ship—newly launched, still smelling of varnish and tar—for this mission, one that called for raw courage and utmost secrecy, one which might well be the most dangerous—and important—one of the war. A mission that meant they had to get to England at all costs, where the risks would become even greater, the dangers even more pronounced, once they found themselves under the noses of the Admiralty and the reach of the mighty Duke of Blackheath. They could not afford to be delayed. They could not afford to engage a British frigate, and they certainly could not afford to be captured or sunk by her or anyone else. There was no time to lose.
Adams was depending on them.
The sun had sunk below the horizon. The ocean had gone from blue to indigo and now, as the light faded by the moment, was turning to pewter. The air grew colder and the captain plucked his blue undress coat from the quarterdeck railing where, during the earlier heat of the day, he’d tossed it. He shrugged into it, pulling his shirt cuffs down so they wouldn’t bunch beneath the sleeves of his coat, his actions, like they’d been earlier, deliberately methodical.
The frigate was closing in, two miles off now.
Smoke and flame coughed from one of her bow chasers a second before the report of the big gun rolled toward them from across the water. The enemy ship was still out of range, but the demand to heave to was there all the same.
At the stern, the approaching night made the lantern seem to glow brighter and brighter.
“Think they’ll chase us once it’s fully dark?” Morgan asked, wishing he felt as calm inside as the captain appeared to be.
“As long as it’s only our stern lantern they’re chasin’, I hope so.”
came from the frigate, and this time the ball splashed a half-mile off their quarter.
Morgan glanced at his commander. There was a crafty fierceness in that hard face, an eager, savage glee, and suddenly Morgan understood.
“You’re planning on using the stern lantern as a decoy, aren’t you?”
The captain’s smile was tight. “Let’s hope our pursuer out there doesn’t figure out what we’re up to as fast as you have, Mr. Morgan.” He motioned to the returning midshipman. “Mr. Cranton, look lively.”
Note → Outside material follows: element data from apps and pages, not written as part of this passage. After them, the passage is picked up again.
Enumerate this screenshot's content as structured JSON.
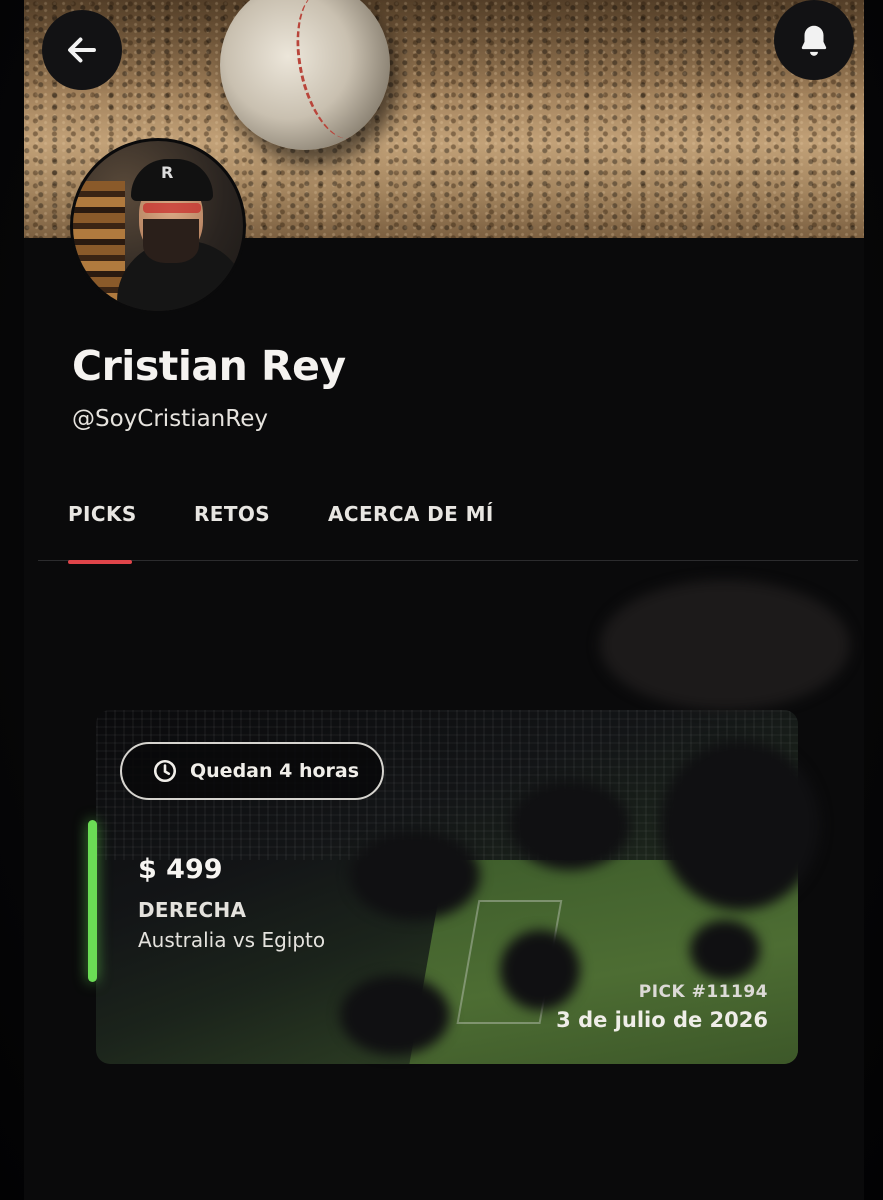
{
  "header": {
    "back_icon": "arrow-left-icon",
    "notification_icon": "bell-icon"
  },
  "profile": {
    "name": "Cristian Rey",
    "handle": "@SoyCristianRey",
    "avatar_cap_letter": "R"
  },
  "tabs": [
    {
      "label": "PICKS",
      "active": true
    },
    {
      "label": "RETOS",
      "active": false
    },
    {
      "label": "ACERCA DE MÍ",
      "active": false
    }
  ],
  "pick": {
    "time_left": "Quedan 4 horas",
    "price": "$ 499",
    "side": "DERECHA",
    "match": "Australia vs Egipto",
    "pick_id": "PICK #11194",
    "date": "3 de julio de 2026"
  },
  "colors": {
    "active_tab_underline": "#e0454a",
    "status_bar": "#6bdc55",
    "background": "#0a0a0b"
  }
}
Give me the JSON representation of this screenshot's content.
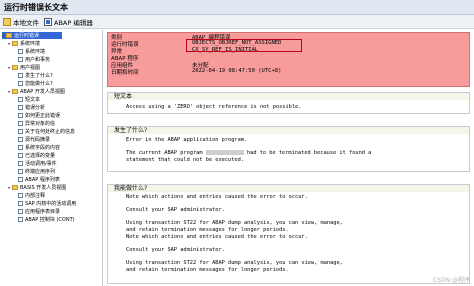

“Take the smaller of our two boats and prepare to lower it from the sta’b’d side. Attach a towline to its bow. A fierce long towline. In a few moments we’ll be changing course and taking the wind across the larboard beam once more, and ’tis quick ye must be if we’re to make our escape.”